Dataset rows for apps and sites:
◆ ◆ ◆ ◆ ◆ ◆ ◆

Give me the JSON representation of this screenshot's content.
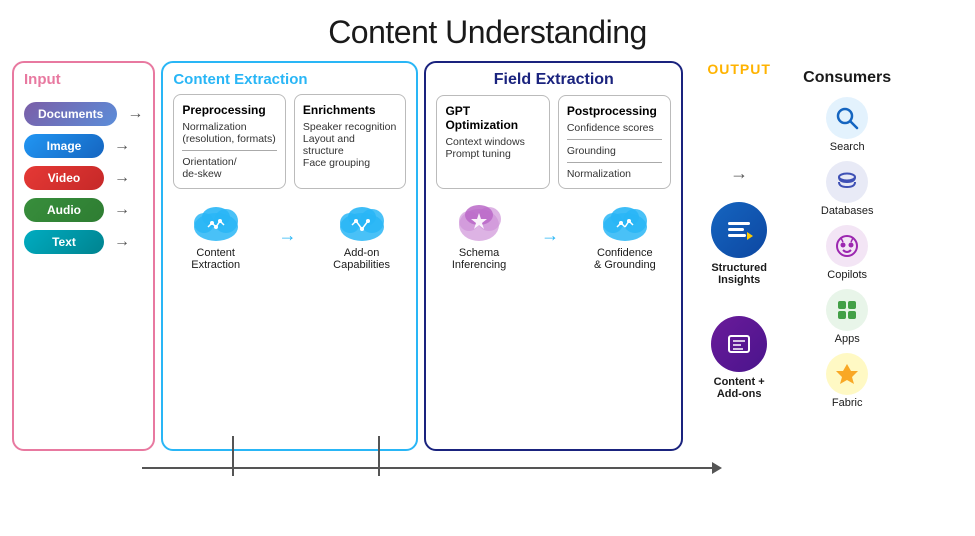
{
  "title": "Content Understanding",
  "input": {
    "label": "Input",
    "items": [
      {
        "id": "documents",
        "label": "Documents",
        "class": "badge-documents"
      },
      {
        "id": "image",
        "label": "Image",
        "class": "badge-image"
      },
      {
        "id": "video",
        "label": "Video",
        "class": "badge-video"
      },
      {
        "id": "audio",
        "label": "Audio",
        "class": "badge-audio"
      },
      {
        "id": "text",
        "label": "Text",
        "class": "badge-text"
      }
    ]
  },
  "content_extraction": {
    "label": "Content Extraction",
    "preprocessing": {
      "title": "Preprocessing",
      "line1": "Normalization",
      "line2": "(resolution, formats)",
      "line3": "Orientation/",
      "line4": "de-skew"
    },
    "enrichments": {
      "title": "Enrichments",
      "line1": "Speaker recognition",
      "line2": "Layout and structure",
      "line3": "Face grouping"
    },
    "cloud1": {
      "label": "Content\nExtraction"
    },
    "cloud2": {
      "label": "Add-on\nCapabilities"
    }
  },
  "field_extraction": {
    "label": "Field Extraction",
    "gpt": {
      "title": "GPT Optimization",
      "line1": "Context windows",
      "line2": "Prompt tuning"
    },
    "postprocessing": {
      "title": "Postprocessing",
      "line1": "Confidence scores",
      "line2": "Grounding",
      "line3": "Normalization"
    },
    "cloud1_label": "Schema\nInferencing",
    "cloud2_label": "Confidence\n& Grounding"
  },
  "output": {
    "label": "OUTPUT",
    "item1": {
      "label": "Structured\nInsights"
    },
    "item2": {
      "label": "Content +\nAdd-ons"
    }
  },
  "consumers": {
    "label": "Consumers",
    "items": [
      {
        "id": "search",
        "label": "Search",
        "icon": "🔍"
      },
      {
        "id": "databases",
        "label": "Databases",
        "icon": "🗄"
      },
      {
        "id": "copilots",
        "label": "Copilots",
        "icon": "🤖"
      },
      {
        "id": "apps",
        "label": "Apps",
        "icon": "📱"
      },
      {
        "id": "fabric",
        "label": "Fabric",
        "icon": "⚡"
      }
    ]
  }
}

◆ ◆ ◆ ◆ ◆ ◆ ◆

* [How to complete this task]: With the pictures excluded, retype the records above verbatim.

* [Answer area]:
Give me the JSON representation of this screenshot's content.
{
  "title": "Content Understanding",
  "input": {
    "label": "Input",
    "items": [
      {
        "id": "documents",
        "label": "Documents",
        "class": "badge-documents"
      },
      {
        "id": "image",
        "label": "Image",
        "class": "badge-image"
      },
      {
        "id": "video",
        "label": "Video",
        "class": "badge-video"
      },
      {
        "id": "audio",
        "label": "Audio",
        "class": "badge-audio"
      },
      {
        "id": "text",
        "label": "Text",
        "class": "badge-text"
      }
    ]
  },
  "content_extraction": {
    "label": "Content Extraction",
    "preprocessing": {
      "title": "Preprocessing",
      "line1": "Normalization",
      "line2": "(resolution, formats)",
      "line3": "Orientation/",
      "line4": "de-skew"
    },
    "enrichments": {
      "title": "Enrichments",
      "line1": "Speaker recognition",
      "line2": "Layout and structure",
      "line3": "Face grouping"
    },
    "cloud1": {
      "label": "Content\nExtraction"
    },
    "cloud2": {
      "label": "Add-on\nCapabilities"
    }
  },
  "field_extraction": {
    "label": "Field Extraction",
    "gpt": {
      "title": "GPT Optimization",
      "line1": "Context windows",
      "line2": "Prompt tuning"
    },
    "postprocessing": {
      "title": "Postprocessing",
      "line1": "Confidence scores",
      "line2": "Grounding",
      "line3": "Normalization"
    },
    "cloud1_label": "Schema\nInferencing",
    "cloud2_label": "Confidence\n& Grounding"
  },
  "output": {
    "label": "OUTPUT",
    "item1": {
      "label": "Structured\nInsights"
    },
    "item2": {
      "label": "Content +\nAdd-ons"
    }
  },
  "consumers": {
    "label": "Consumers",
    "items": [
      {
        "id": "search",
        "label": "Search",
        "icon": "🔍"
      },
      {
        "id": "databases",
        "label": "Databases",
        "icon": "🗄"
      },
      {
        "id": "copilots",
        "label": "Copilots",
        "icon": "🤖"
      },
      {
        "id": "apps",
        "label": "Apps",
        "icon": "📱"
      },
      {
        "id": "fabric",
        "label": "Fabric",
        "icon": "⚡"
      }
    ]
  }
}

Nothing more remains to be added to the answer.